A single number is required: the count of lines in the entries below that include the word "Часы".
Start of Source data
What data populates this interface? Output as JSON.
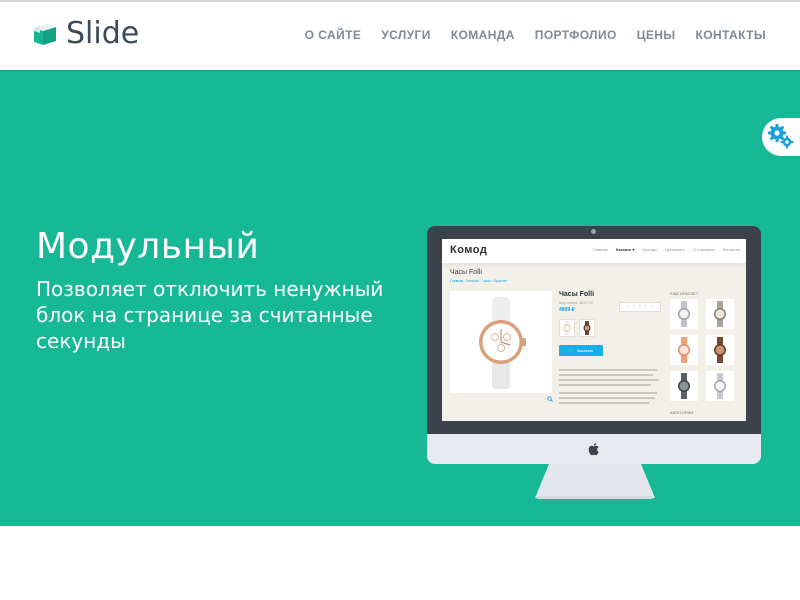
{
  "brand": {
    "name": "Slide",
    "accent_color": "#16b896",
    "logo_icon": "box-logo-icon"
  },
  "nav": {
    "items": [
      "О САЙТЕ",
      "УСЛУГИ",
      "КОМАНДА",
      "ПОРТФОЛИО",
      "ЦЕНЫ",
      "КОНТАКТЫ"
    ]
  },
  "settings": {
    "icon": "gear-icon"
  },
  "hero": {
    "title": "Модульный",
    "subtitle": "Позволяет отключить ненужный блок на странице за считанные секунды"
  },
  "mockup": {
    "site_logo": "Комод",
    "nav": [
      "Главная",
      "Каталог ▾",
      "Бренды",
      "Где купить",
      "О компании",
      "Контакты"
    ],
    "page_title": "Часы Folli",
    "breadcrumbs": "Главная · Каталог · Часы · Браслет",
    "product": {
      "name": "Часы Folli",
      "code": "Код товара: 4837-7/2",
      "price": "4899 ₽",
      "button": "Заказать",
      "rating": "☆☆☆☆☆"
    },
    "sidebar_title": "ЕЩЕ БРАСЛЕТ",
    "sidebar_bottom": "КАТЕГОРИИ"
  }
}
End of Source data
- [Exercise response]: 3